In a career stretching back to the mid-90s, Vanessa Wagner has performed and released music by an impressively diverse roster of composers including Mozart, Lizst and Scriabin. More recently she’s been exploring minimalism in all its forms in a series of albums on the infiné imprint. This is the third album in the series, the first being a collaboration with Mexican electronic musician Murcof, in which the musicians rework pieces by Satie, Philip Glass and Arvo Pärt, the latter two being purely solo works.
Defining minimalism in music is less easy than it sounds: it can refer to a simple-sounding musical aesthetic, but it can also refer to a music that focuses on the interplay between overlapping rhythmic patterns (so-called phase music), or indeed to process music, in which the composer defines certain features but invites the performer to shape the music, allowing them to make their own structural choices. This album is a lengthy and gloriously contradictory overview of the genre, switching with ease between Nico Muhly’s maximalist, virtuosic, harmonically adventurous “Etude No. 3” to the pure consonance of Ezio Bosso’s intimate and melancholy “Before 6”. The choice of composers is indicative of Wagner’s encyclopedic knowledge of the genre, both its roots and its contemporary practitioners. Early minimalist pioneer Moondog’s Bachian “Prelude No. 1 in A minor” features, as does “Celeste” from Brian and Roger Eno’s 2020 Mixing Colours album. There’s also music from not one but two winners of the Pulitzer Prize for Music: Julia Wolfe and Caroline Shaw. In Wolfe’s brief “Earring”, jangles in the high registers accompany a gently melancholy melody. Shaw’s lengthy piece “Gustave Le Grey”, which sits right at the centre of the album, quotes Chopin’s Mazurka in A minor, Op. 17. Philip Glass appears twice, the only composer to do so.

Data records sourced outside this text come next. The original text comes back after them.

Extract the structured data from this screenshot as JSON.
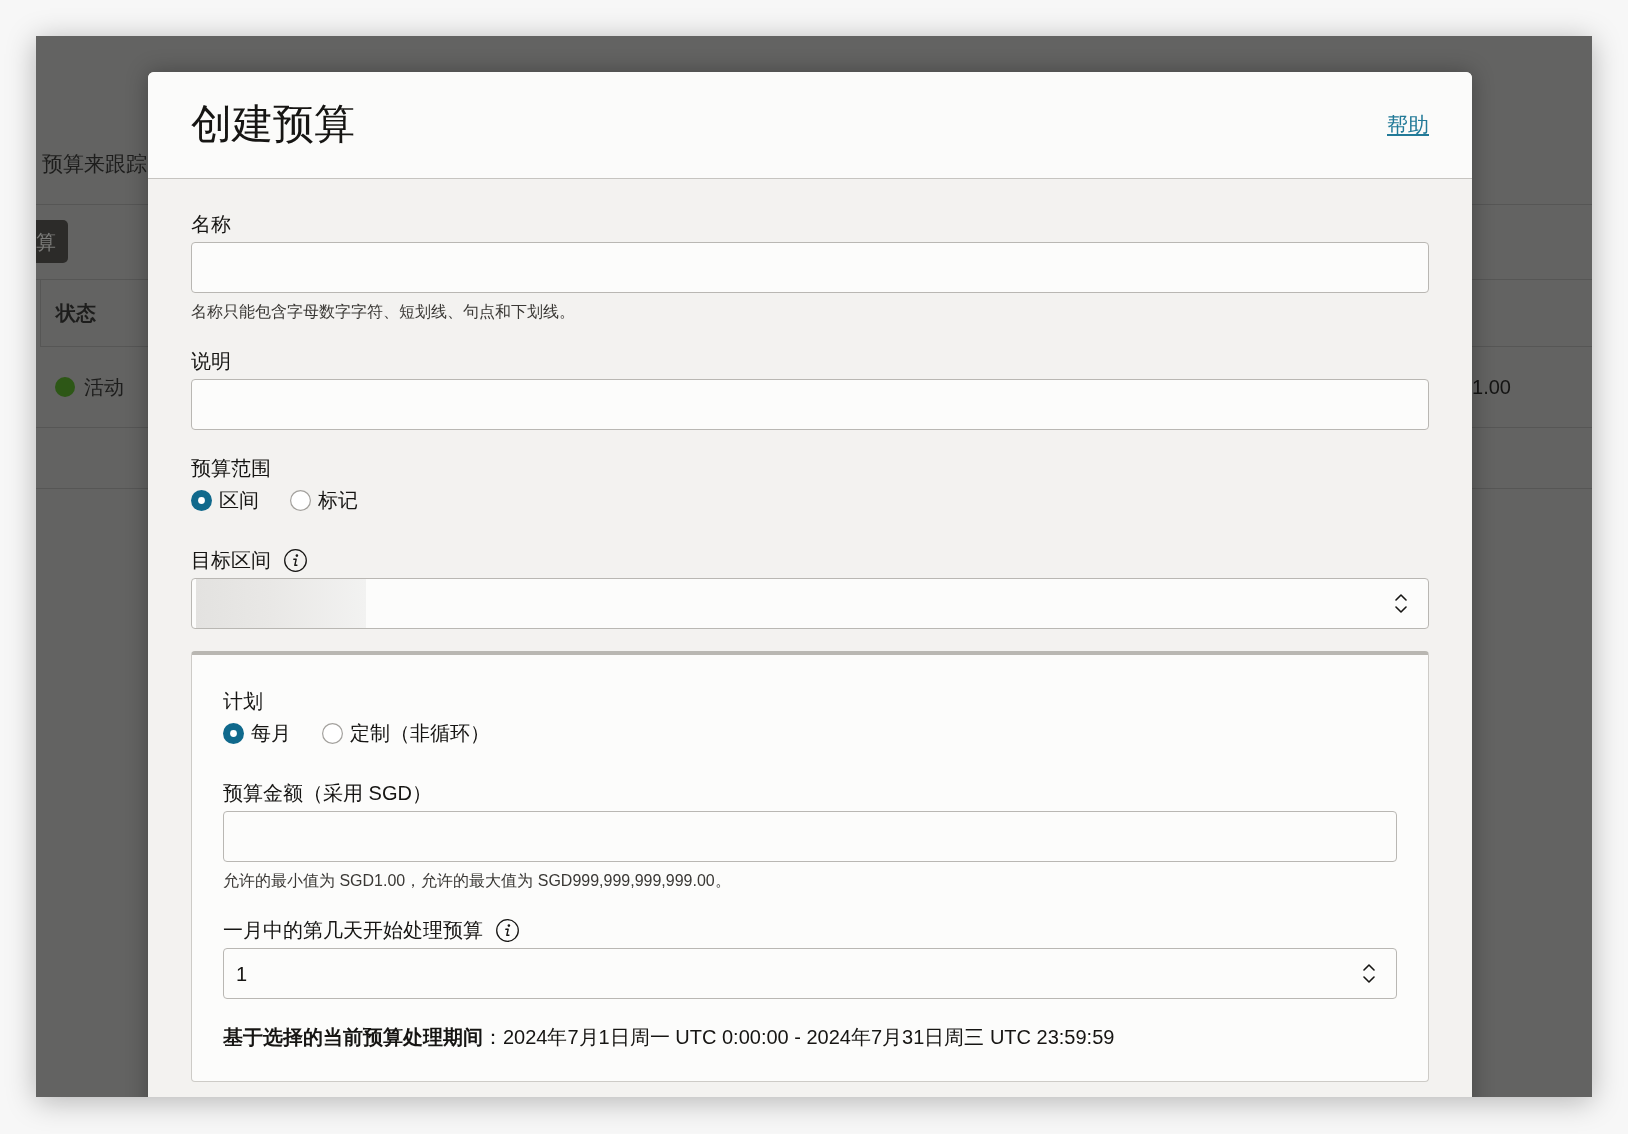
{
  "background_page": {
    "description": "预算来跟踪",
    "button": "算",
    "table": {
      "columns": [
        "状态"
      ],
      "rows": [
        {
          "status": {
            "label": "活动",
            "color": "#2d5716"
          },
          "column_2": "1.00"
        }
      ]
    }
  },
  "dialog": {
    "title": "创建预算",
    "help_link": "帮助",
    "fields": [
      {
        "kind": "text",
        "label": "名称",
        "hint": "名称只能包含字母数字字符、短划线、句点和下划线。"
      },
      {
        "kind": "text",
        "label": "说明"
      },
      {
        "kind": "radio",
        "label": "预算范围",
        "options": [
          {
            "label": "区间",
            "selected": true
          },
          {
            "label": "标记",
            "selected": false
          }
        ]
      },
      {
        "kind": "select",
        "label": "目标区间",
        "info": true,
        "redacted": true
      },
      {
        "kind": "panel",
        "fields": [
          {
            "kind": "radio",
            "label": "计划",
            "options": [
              {
                "label": "每月",
                "selected": true
              },
              {
                "label": "定制（非循环）",
                "selected": false
              }
            ]
          },
          {
            "kind": "text",
            "label": "预算金额（采用 SGD）",
            "hint": "允许的最小值为 SGD1.00，允许的最大值为 SGD999,999,999,999.00。"
          },
          {
            "kind": "select",
            "label": "一月中的第几天开始处理预算",
            "info": true,
            "value": "1"
          },
          {
            "kind": "summary",
            "text": "**基于选择的当前预算处理期间**：2024年7月1日周一 UTC 0:00:00 - 2024年7月31日周三 UTC 23:59:59"
          }
        ]
      }
    ]
  }
}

Right from the opening track, Susanne Ciani’s sparkling cascade “Rain”, Wagner’s apparently effortless pianism shines through. She’s a virtuoso pianist, but she’s also got an exquisite touch and sense of timing, something that becomes very clear in subsequent tracks, particularly in The National’s Bryce Dessner’s wonderful “Lullaby (Song for Octave)”. The piece revolves around a reiterated triplet ostinato in counterpoint with a melody written in a complex of other rhythmic subdivisions, and Wagner is rhythmically precise whilst flexible with tempo, a challenging balancing act that she pulls off with such aplomb as to make it sound simple (it’s not!) Similar rhythmic brilliance is demonstrated in David Lang’s “Spartan Arcs”, with its pulse shifting constantly between groups of four, five and six sixteenth notes.
As with any album that seeks to provide an overview, not all pieces will appeal to all tastes but—with the notable exception of Caroline Shaw’s thirteen and a half minute epic—most are over not long after they begin. I particularly enjoyed “Wise Words” by Timo Andres as well as the aforementioned “Lullaby (Song for Octave” by Bryce Dessner: your experience may vary. In any case, as a serious and wide-ranging exploration of minimalism at the piano, performed by an extraordinary pianist, A Study of the Invisible is an album that is well worth exploring. (Garreth Brooke)